FavoriteLoadingSave to Favorites
  • pisher

    Nobody in the Republican Party really cares if the new system works or not–what they care about is getting rid of Obamacare without being seen as having taken health insurance away from millions of people.

    Trump’s motives might not be even that deep–he just wants to change it enough so he can call it Trumpcare.

  • CaptainCommonsense

    “Selling insurance across state lines” means everyone will have a choice of dirt-cheap policies from North Dakota or Texass or some other no-regulation shithole that won’t be worth the price of the paper they’re printed on because they won’t cover a damn thing.

    That’s all it’s ever been about, letting all of the insurers crowd into the same two or three states where they can get the most money while giving the least service.

    • pisher

      Except the insurers themselves don’t seem to be that interested in doing this. Their nature is to want as many people covered as possible–the largest possible pool. What this does is let fly-by-night competitors steal away the young healthy people who don’t think they’ll ever get sick or hurt, and want to free up their income to engage in activities that will lead to them getting sick or hurt. This is not what most of the insurers want.

      What Obamacare was about was getting the insurance companies onboard with healthcare reform, and it succeeded.

    • Silent_Partner

      Bingo. Pretty much what the credit card industry does now.

  • Silent_Partner

    You know, because that’s worked so great with credit cards, lol.

    • Calbengoshi

      It’s all a matter of perspective. Allowing credit card companies to operate under the laws of the state in which a company’s principal office is located without having to comply with certain laws of the state in which a credit card holder resides has worked out very well for the companies. It’s only the card holders who have suffered.

      • Silent_Partner

        Yep, which was my point of how this would go with health insurers all congregating in a handful of states and screwing the consumers.

Read previous post:
Why Did Mass Incarceration Happen?
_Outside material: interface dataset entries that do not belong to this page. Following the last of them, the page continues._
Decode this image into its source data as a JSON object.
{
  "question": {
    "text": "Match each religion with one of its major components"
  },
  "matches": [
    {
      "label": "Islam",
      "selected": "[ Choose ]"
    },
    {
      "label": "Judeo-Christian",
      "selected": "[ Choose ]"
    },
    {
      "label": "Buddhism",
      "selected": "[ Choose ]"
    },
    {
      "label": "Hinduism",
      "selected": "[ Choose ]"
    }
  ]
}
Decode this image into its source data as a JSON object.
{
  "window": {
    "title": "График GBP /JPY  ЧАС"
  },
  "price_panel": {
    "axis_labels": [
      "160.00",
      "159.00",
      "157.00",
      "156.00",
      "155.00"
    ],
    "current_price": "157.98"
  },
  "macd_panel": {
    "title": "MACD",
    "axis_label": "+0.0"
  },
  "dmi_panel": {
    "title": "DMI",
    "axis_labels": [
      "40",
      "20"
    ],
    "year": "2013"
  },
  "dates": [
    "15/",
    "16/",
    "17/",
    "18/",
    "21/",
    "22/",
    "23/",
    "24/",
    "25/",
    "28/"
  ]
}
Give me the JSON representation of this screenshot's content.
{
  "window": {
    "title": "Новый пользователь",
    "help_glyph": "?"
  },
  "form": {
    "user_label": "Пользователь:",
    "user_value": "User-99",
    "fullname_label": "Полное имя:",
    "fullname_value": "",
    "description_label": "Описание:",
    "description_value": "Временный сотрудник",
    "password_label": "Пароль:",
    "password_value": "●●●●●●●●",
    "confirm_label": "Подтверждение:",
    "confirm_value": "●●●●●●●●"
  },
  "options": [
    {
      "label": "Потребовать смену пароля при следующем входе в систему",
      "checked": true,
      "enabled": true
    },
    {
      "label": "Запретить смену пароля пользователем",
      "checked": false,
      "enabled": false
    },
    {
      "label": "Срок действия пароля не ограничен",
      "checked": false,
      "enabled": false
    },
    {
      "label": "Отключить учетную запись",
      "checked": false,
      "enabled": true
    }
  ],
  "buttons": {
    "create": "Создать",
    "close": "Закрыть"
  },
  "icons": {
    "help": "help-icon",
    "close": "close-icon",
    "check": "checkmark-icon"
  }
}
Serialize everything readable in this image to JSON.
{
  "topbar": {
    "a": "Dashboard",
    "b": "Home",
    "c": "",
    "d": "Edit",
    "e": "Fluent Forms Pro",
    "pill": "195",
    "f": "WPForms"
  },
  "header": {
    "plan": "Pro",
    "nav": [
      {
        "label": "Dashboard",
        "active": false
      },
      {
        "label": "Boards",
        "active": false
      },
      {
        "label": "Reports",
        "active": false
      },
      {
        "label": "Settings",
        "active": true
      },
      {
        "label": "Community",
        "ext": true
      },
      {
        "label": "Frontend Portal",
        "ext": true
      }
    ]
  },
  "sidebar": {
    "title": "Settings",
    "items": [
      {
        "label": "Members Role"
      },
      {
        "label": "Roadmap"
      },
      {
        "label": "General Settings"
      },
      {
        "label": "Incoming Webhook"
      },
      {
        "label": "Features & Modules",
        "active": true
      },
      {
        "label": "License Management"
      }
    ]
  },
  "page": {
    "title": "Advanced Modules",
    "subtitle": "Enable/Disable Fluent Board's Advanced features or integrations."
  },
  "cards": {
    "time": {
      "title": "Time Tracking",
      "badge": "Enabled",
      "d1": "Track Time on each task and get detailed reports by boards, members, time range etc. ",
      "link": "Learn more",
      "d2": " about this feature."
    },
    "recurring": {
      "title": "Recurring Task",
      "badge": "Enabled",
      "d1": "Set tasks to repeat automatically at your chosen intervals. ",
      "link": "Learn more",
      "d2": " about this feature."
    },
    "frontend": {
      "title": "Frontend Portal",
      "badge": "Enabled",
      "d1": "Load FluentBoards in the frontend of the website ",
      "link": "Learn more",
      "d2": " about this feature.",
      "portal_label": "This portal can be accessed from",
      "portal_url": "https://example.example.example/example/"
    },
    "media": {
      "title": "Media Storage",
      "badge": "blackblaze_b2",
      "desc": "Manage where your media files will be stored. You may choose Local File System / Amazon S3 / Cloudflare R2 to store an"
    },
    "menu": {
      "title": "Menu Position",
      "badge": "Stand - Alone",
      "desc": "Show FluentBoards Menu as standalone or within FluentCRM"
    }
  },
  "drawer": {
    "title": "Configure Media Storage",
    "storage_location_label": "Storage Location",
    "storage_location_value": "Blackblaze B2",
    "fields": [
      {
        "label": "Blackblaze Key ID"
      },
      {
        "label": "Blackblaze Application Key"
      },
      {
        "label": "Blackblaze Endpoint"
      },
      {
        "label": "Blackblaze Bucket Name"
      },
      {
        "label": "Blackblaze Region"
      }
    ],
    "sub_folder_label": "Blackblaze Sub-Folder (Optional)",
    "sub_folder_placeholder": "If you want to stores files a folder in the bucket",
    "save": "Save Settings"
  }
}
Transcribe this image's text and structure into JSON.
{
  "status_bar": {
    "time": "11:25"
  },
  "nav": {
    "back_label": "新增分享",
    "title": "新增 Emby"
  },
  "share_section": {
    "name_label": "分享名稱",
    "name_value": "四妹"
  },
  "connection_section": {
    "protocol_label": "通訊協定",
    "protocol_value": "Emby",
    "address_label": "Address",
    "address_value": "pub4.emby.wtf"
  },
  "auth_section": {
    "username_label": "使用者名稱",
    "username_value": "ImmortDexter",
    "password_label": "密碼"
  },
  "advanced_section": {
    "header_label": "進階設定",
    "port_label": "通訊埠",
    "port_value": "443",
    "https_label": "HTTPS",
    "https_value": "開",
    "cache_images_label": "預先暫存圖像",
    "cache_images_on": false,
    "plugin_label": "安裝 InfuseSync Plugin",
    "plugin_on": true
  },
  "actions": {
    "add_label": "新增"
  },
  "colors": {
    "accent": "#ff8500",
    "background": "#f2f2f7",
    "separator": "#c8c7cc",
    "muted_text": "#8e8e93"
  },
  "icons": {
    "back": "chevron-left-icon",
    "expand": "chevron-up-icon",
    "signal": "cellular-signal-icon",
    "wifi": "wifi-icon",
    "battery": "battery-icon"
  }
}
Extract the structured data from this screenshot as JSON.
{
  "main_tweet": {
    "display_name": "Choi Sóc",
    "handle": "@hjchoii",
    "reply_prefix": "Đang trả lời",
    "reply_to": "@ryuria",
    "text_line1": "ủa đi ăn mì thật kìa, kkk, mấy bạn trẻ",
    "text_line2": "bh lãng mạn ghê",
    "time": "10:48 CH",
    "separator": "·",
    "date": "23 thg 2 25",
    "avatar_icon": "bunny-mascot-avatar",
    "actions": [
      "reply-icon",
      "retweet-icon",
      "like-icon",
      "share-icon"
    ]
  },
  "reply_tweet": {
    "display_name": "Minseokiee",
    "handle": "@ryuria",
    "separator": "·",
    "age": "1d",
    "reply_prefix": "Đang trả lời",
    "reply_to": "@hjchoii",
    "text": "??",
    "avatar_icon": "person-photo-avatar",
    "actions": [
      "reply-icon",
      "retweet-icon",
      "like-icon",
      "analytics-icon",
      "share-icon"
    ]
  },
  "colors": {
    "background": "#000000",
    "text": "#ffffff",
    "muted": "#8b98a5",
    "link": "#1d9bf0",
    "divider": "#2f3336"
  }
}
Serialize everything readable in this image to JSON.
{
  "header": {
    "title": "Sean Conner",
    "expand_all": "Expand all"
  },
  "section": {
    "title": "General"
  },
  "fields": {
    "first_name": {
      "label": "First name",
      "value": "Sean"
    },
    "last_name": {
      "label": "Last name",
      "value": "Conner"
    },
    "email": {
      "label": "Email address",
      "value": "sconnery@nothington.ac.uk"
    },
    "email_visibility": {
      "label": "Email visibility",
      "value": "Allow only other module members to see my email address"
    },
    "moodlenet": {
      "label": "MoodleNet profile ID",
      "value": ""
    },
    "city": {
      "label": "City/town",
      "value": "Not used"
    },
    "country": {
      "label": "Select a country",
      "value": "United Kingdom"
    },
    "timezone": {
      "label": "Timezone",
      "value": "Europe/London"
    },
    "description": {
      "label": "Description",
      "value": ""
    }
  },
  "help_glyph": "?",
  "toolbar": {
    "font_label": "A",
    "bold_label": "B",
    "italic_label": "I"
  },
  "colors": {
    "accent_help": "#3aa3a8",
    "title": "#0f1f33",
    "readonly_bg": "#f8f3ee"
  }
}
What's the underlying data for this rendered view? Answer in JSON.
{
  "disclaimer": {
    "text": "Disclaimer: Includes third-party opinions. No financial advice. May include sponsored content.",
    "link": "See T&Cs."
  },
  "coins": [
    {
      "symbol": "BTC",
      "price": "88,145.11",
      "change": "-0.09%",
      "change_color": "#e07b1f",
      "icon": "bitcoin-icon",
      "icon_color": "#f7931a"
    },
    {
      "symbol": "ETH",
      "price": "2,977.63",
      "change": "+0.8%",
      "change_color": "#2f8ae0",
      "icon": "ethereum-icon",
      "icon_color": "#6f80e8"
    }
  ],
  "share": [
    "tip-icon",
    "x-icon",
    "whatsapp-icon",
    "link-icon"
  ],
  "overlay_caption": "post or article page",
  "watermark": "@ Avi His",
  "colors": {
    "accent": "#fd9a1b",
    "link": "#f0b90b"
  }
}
German Lopez claims that there's a simple explanation for the dramatic increase in incarceration: "The public wanted mass incarceration." "It's...

Close